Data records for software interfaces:

* * *

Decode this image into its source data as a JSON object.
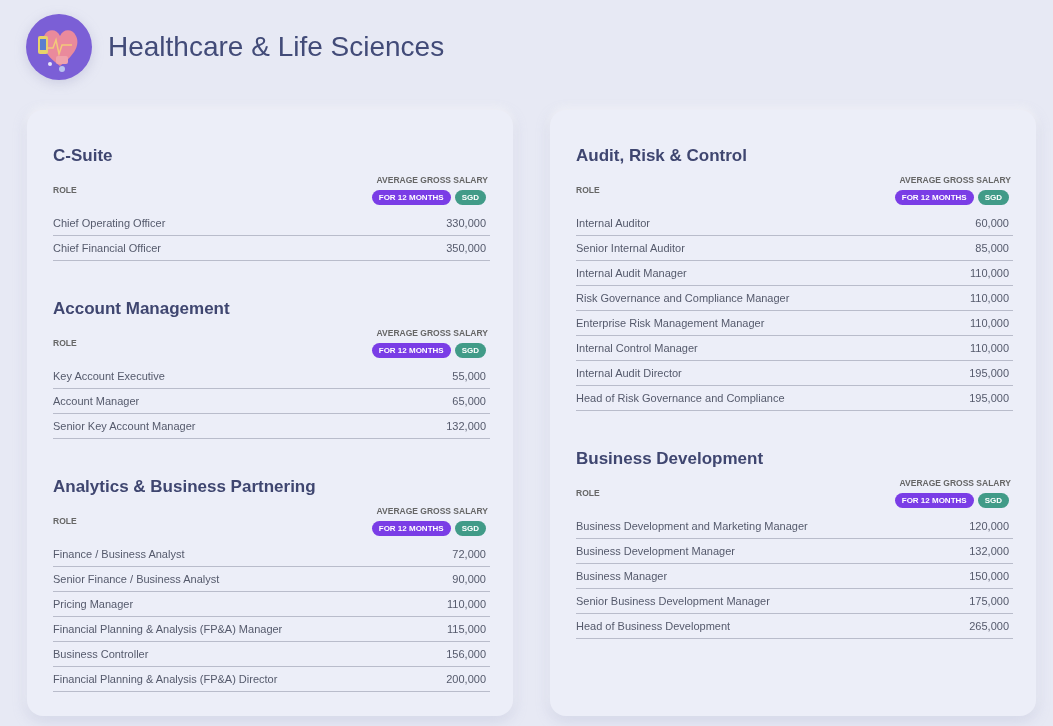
{
  "header": {
    "title": "Healthcare & Life Sciences"
  },
  "columns": [
    {
      "sections": [
        {
          "title": "C-Suite",
          "role_label": "ROLE",
          "salary_label": "AVERAGE GROSS SALARY",
          "badges": [
            {
              "text": "FOR 12 MONTHS",
              "color": "#7a3de6"
            },
            {
              "text": "SGD",
              "color": "#419b88"
            }
          ],
          "rows": [
            {
              "role": "Chief Operating Officer",
              "salary": "330,000"
            },
            {
              "role": "Chief Financial Officer",
              "salary": "350,000"
            }
          ]
        },
        {
          "title": "Account Management",
          "role_label": "ROLE",
          "salary_label": "AVERAGE GROSS SALARY",
          "badges": [
            {
              "text": "FOR 12 MONTHS",
              "color": "#7a3de6"
            },
            {
              "text": "SGD",
              "color": "#419b88"
            }
          ],
          "rows": [
            {
              "role": "Key Account Executive",
              "salary": "55,000"
            },
            {
              "role": "Account Manager",
              "salary": "65,000"
            },
            {
              "role": "Senior Key Account Manager",
              "salary": "132,000"
            }
          ]
        },
        {
          "title": "Analytics & Business Partnering",
          "role_label": "ROLE",
          "salary_label": "AVERAGE GROSS SALARY",
          "badges": [
            {
              "text": "FOR 12 MONTHS",
              "color": "#7a3de6"
            },
            {
              "text": "SGD",
              "color": "#419b88"
            }
          ],
          "rows": [
            {
              "role": "Finance / Business Analyst",
              "salary": "72,000"
            },
            {
              "role": "Senior Finance / Business Analyst",
              "salary": "90,000"
            },
            {
              "role": "Pricing Manager",
              "salary": "110,000"
            },
            {
              "role": "Financial Planning & Analysis (FP&A) Manager",
              "salary": "115,000"
            },
            {
              "role": "Business Controller",
              "salary": "156,000"
            },
            {
              "role": "Financial Planning & Analysis (FP&A) Director",
              "salary": "200,000"
            }
          ]
        }
      ]
    },
    {
      "sections": [
        {
          "title": "Audit, Risk & Control",
          "role_label": "ROLE",
          "salary_label": "AVERAGE GROSS SALARY",
          "badges": [
            {
              "text": "FOR 12 MONTHS",
              "color": "#7a3de6"
            },
            {
              "text": "SGD",
              "color": "#419b88"
            }
          ],
          "rows": [
            {
              "role": "Internal Auditor",
              "salary": "60,000"
            },
            {
              "role": "Senior Internal Auditor",
              "salary": "85,000"
            },
            {
              "role": "Internal Audit Manager",
              "salary": "110,000"
            },
            {
              "role": "Risk Governance and Compliance Manager",
              "salary": "110,000"
            },
            {
              "role": "Enterprise Risk Management Manager",
              "salary": "110,000"
            },
            {
              "role": "Internal Control Manager",
              "salary": "110,000"
            },
            {
              "role": "Internal Audit Director",
              "salary": "195,000"
            },
            {
              "role": "Head of Risk Governance and Compliance",
              "salary": "195,000"
            }
          ]
        },
        {
          "title": "Business Development",
          "role_label": "ROLE",
          "salary_label": "AVERAGE GROSS SALARY",
          "badges": [
            {
              "text": "FOR 12 MONTHS",
              "color": "#7a3de6"
            },
            {
              "text": "SGD",
              "color": "#419b88"
            }
          ],
          "rows": [
            {
              "role": "Business Development and Marketing Manager",
              "salary": "120,000"
            },
            {
              "role": "Business Development Manager",
              "salary": "132,000"
            },
            {
              "role": "Business Manager",
              "salary": "150,000"
            },
            {
              "role": "Senior Business Development Manager",
              "salary": "175,000"
            },
            {
              "role": "Head of Business Development",
              "salary": "265,000"
            }
          ]
        }
      ]
    }
  ]
}
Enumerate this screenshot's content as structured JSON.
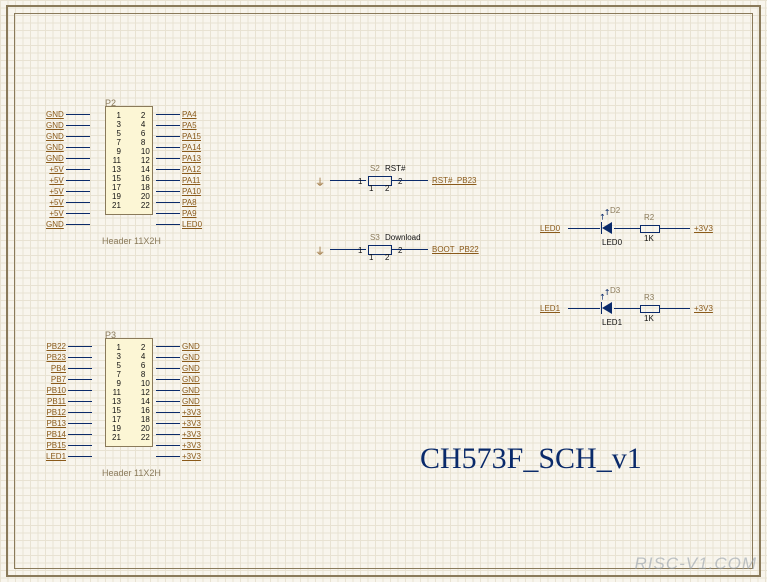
{
  "title": "CH573F_SCH_v1",
  "watermark": "RISC-V1.COM",
  "header_p2": {
    "ref": "P2",
    "caption": "Header 11X2H",
    "pins": [
      [
        1,
        2
      ],
      [
        3,
        4
      ],
      [
        5,
        6
      ],
      [
        7,
        8
      ],
      [
        9,
        10
      ],
      [
        11,
        12
      ],
      [
        13,
        14
      ],
      [
        15,
        16
      ],
      [
        17,
        18
      ],
      [
        19,
        20
      ],
      [
        21,
        22
      ]
    ],
    "left": [
      "GND",
      "GND",
      "GND",
      "GND",
      "GND",
      "+5V",
      "+5V",
      "+5V",
      "+5V",
      "+5V",
      "GND"
    ],
    "right": [
      "PA4",
      "PA5",
      "PA15",
      "PA14",
      "PA13",
      "PA12",
      "PA11",
      "PA10",
      "PA8",
      "PA9",
      "LED0"
    ]
  },
  "header_p3": {
    "ref": "P3",
    "caption": "Header 11X2H",
    "pins": [
      [
        1,
        2
      ],
      [
        3,
        4
      ],
      [
        5,
        6
      ],
      [
        7,
        8
      ],
      [
        9,
        10
      ],
      [
        11,
        12
      ],
      [
        13,
        14
      ],
      [
        15,
        16
      ],
      [
        17,
        18
      ],
      [
        19,
        20
      ],
      [
        21,
        22
      ]
    ],
    "left": [
      "PB22",
      "PB23",
      "PB4",
      "PB7",
      "PB10",
      "PB11",
      "PB12",
      "PB13",
      "PB14",
      "PB15",
      "LED1"
    ],
    "right": [
      "GND",
      "GND",
      "GND",
      "GND",
      "GND",
      "GND",
      "+3V3",
      "+3V3",
      "+3V3",
      "+3V3",
      "+3V3"
    ]
  },
  "switches": {
    "s2": {
      "ref": "S2",
      "name": "RST#",
      "pins": [
        "1",
        "2"
      ],
      "pin_inner": [
        "1",
        "2"
      ],
      "net": "RST#_PB23"
    },
    "s3": {
      "ref": "S3",
      "name": "Download",
      "pins": [
        "1",
        "2"
      ],
      "pin_inner": [
        "1",
        "2"
      ],
      "net": "BOOT_PB22"
    }
  },
  "leds": {
    "d2": {
      "ref": "D2",
      "name": "LED0",
      "net_in": "LED0",
      "res_ref": "R2",
      "res_val": "1K",
      "net_out": "+3V3"
    },
    "d3": {
      "ref": "D3",
      "name": "LED1",
      "net_in": "LED1",
      "res_ref": "R3",
      "res_val": "1K",
      "net_out": "+3V3"
    }
  },
  "chart_data": null
}
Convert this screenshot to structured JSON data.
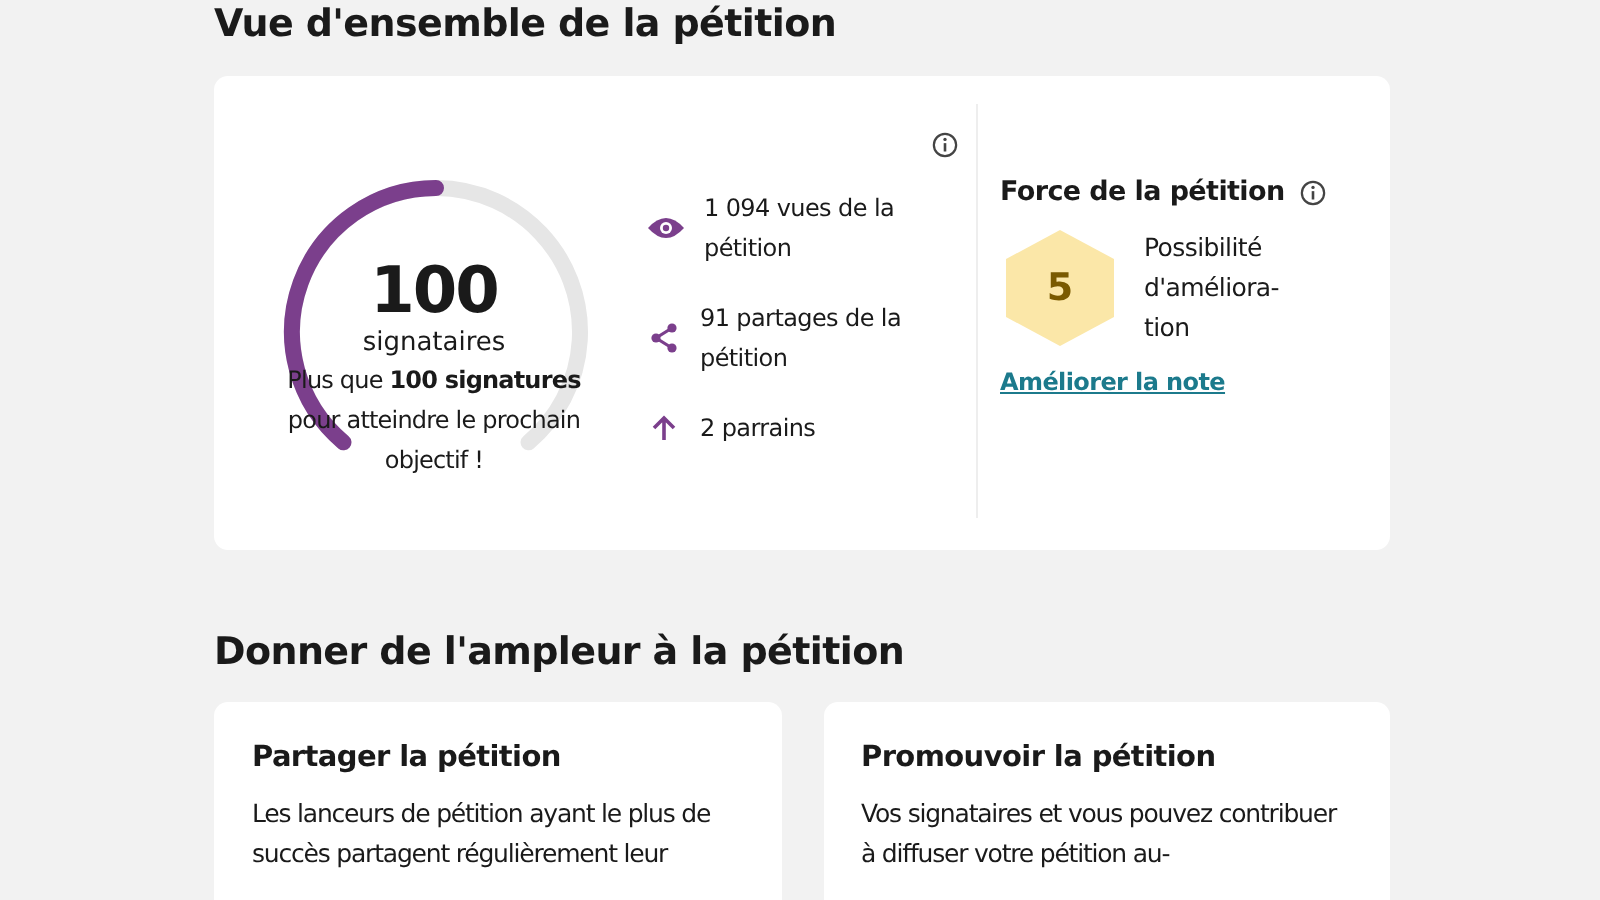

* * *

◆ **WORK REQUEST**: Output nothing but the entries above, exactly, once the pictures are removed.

◆ **ANSWER SPACE**:
Decode this image into its source data as a JSON object.
{
  "header": {
    "title": "Healthcare & Life Sciences"
  },
  "columns": [
    {
      "sections": [
        {
          "title": "C-Suite",
          "role_label": "ROLE",
          "salary_label": "AVERAGE GROSS SALARY",
          "badges": [
            {
              "text": "FOR 12 MONTHS",
              "color": "#7a3de6"
            },
            {
              "text": "SGD",
              "color": "#419b88"
            }
          ],
          "rows": [
            {
              "role": "Chief Operating Officer",
              "salary": "330,000"
            },
            {
              "role": "Chief Financial Officer",
              "salary": "350,000"
            }
          ]
        },
        {
          "title": "Account Management",
          "role_label": "ROLE",
          "salary_label": "AVERAGE GROSS SALARY",
          "badges": [
            {
              "text": "FOR 12 MONTHS",
              "color": "#7a3de6"
            },
            {
              "text": "SGD",
              "color": "#419b88"
            }
          ],
          "rows": [
            {
              "role": "Key Account Executive",
              "salary": "55,000"
            },
            {
              "role": "Account Manager",
              "salary": "65,000"
            },
            {
              "role": "Senior Key Account Manager",
              "salary": "132,000"
            }
          ]
        },
        {
          "title": "Analytics & Business Partnering",
          "role_label": "ROLE",
          "salary_label": "AVERAGE GROSS SALARY",
          "badges": [
            {
              "text": "FOR 12 MONTHS",
              "color": "#7a3de6"
            },
            {
              "text": "SGD",
              "color": "#419b88"
            }
          ],
          "rows": [
            {
              "role": "Finance / Business Analyst",
              "salary": "72,000"
            },
            {
              "role": "Senior Finance / Business Analyst",
              "salary": "90,000"
            },
            {
              "role": "Pricing Manager",
              "salary": "110,000"
            },
            {
              "role": "Financial Planning & Analysis (FP&A) Manager",
              "salary": "115,000"
            },
            {
              "role": "Business Controller",
              "salary": "156,000"
            },
            {
              "role": "Financial Planning & Analysis (FP&A) Director",
              "salary": "200,000"
            }
          ]
        }
      ]
    },
    {
      "sections": [
        {
          "title": "Audit, Risk & Control",
          "role_label": "ROLE",
          "salary_label": "AVERAGE GROSS SALARY",
          "badges": [
            {
              "text": "FOR 12 MONTHS",
              "color": "#7a3de6"
            },
            {
              "text": "SGD",
              "color": "#419b88"
            }
          ],
          "rows": [
            {
              "role": "Internal Auditor",
              "salary": "60,000"
            },
            {
              "role": "Senior Internal Auditor",
              "salary": "85,000"
            },
            {
              "role": "Internal Audit Manager",
              "salary": "110,000"
            },
            {
              "role": "Risk Governance and Compliance Manager",
              "salary": "110,000"
            },
            {
              "role": "Enterprise Risk Management Manager",
              "salary": "110,000"
            },
            {
              "role": "Internal Control Manager",
              "salary": "110,000"
            },
            {
              "role": "Internal Audit Director",
              "salary": "195,000"
            },
            {
              "role": "Head of Risk Governance and Compliance",
              "salary": "195,000"
            }
          ]
        },
        {
          "title": "Business Development",
          "role_label": "ROLE",
          "salary_label": "AVERAGE GROSS SALARY",
          "badges": [
            {
              "text": "FOR 12 MONTHS",
              "color": "#7a3de6"
            },
            {
              "text": "SGD",
              "color": "#419b88"
            }
          ],
          "rows": [
            {
              "role": "Business Development and Marketing Manager",
              "salary": "120,000"
            },
            {
              "role": "Business Development Manager",
              "salary": "132,000"
            },
            {
              "role": "Business Manager",
              "salary": "150,000"
            },
            {
              "role": "Senior Business Development Manager",
              "salary": "175,000"
            },
            {
              "role": "Head of Business Development",
              "salary": "265,000"
            }
          ]
        }
      ]
    }
  ]
}
Enumerate this screenshot's content as structured JSON.
{
  "title": "CH573F_SCH_v1",
  "watermark": "RISC-V1.COM",
  "header_p2": {
    "ref": "P2",
    "caption": "Header 11X2H",
    "pins": [
      [
        1,
        2
      ],
      [
        3,
        4
      ],
      [
        5,
        6
      ],
      [
        7,
        8
      ],
      [
        9,
        10
      ],
      [
        11,
        12
      ],
      [
        13,
        14
      ],
      [
        15,
        16
      ],
      [
        17,
        18
      ],
      [
        19,
        20
      ],
      [
        21,
        22
      ]
    ],
    "left": [
      "GND",
      "GND",
      "GND",
      "GND",
      "GND",
      "+5V",
      "+5V",
      "+5V",
      "+5V",
      "+5V",
      "GND"
    ],
    "right": [
      "PA4",
      "PA5",
      "PA15",
      "PA14",
      "PA13",
      "PA12",
      "PA11",
      "PA10",
      "PA8",
      "PA9",
      "LED0"
    ]
  },
  "header_p3": {
    "ref": "P3",
    "caption": "Header 11X2H",
    "pins": [
      [
        1,
        2
      ],
      [
        3,
        4
      ],
      [
        5,
        6
      ],
      [
        7,
        8
      ],
      [
        9,
        10
      ],
      [
        11,
        12
      ],
      [
        13,
        14
      ],
      [
        15,
        16
      ],
      [
        17,
        18
      ],
      [
        19,
        20
      ],
      [
        21,
        22
      ]
    ],
    "left": [
      "PB22",
      "PB23",
      "PB4",
      "PB7",
      "PB10",
      "PB11",
      "PB12",
      "PB13",
      "PB14",
      "PB15",
      "LED1"
    ],
    "right": [
      "GND",
      "GND",
      "GND",
      "GND",
      "GND",
      "GND",
      "+3V3",
      "+3V3",
      "+3V3",
      "+3V3",
      "+3V3"
    ]
  },
  "switches": {
    "s2": {
      "ref": "S2",
      "name": "RST#",
      "pins": [
        "1",
        "2"
      ],
      "pin_inner": [
        "1",
        "2"
      ],
      "net": "RST#_PB23"
    },
    "s3": {
      "ref": "S3",
      "name": "Download",
      "pins": [
        "1",
        "2"
      ],
      "pin_inner": [
        "1",
        "2"
      ],
      "net": "BOOT_PB22"
    }
  },
  "leds": {
    "d2": {
      "ref": "D2",
      "name": "LED0",
      "net_in": "LED0",
      "res_ref": "R2",
      "res_val": "1K",
      "net_out": "+3V3"
    },
    "d3": {
      "ref": "D3",
      "name": "LED1",
      "net_in": "LED1",
      "res_ref": "R3",
      "res_val": "1K",
      "net_out": "+3V3"
    }
  },
  "chart_data": null
}
Convert this screenshot to structured JSON data.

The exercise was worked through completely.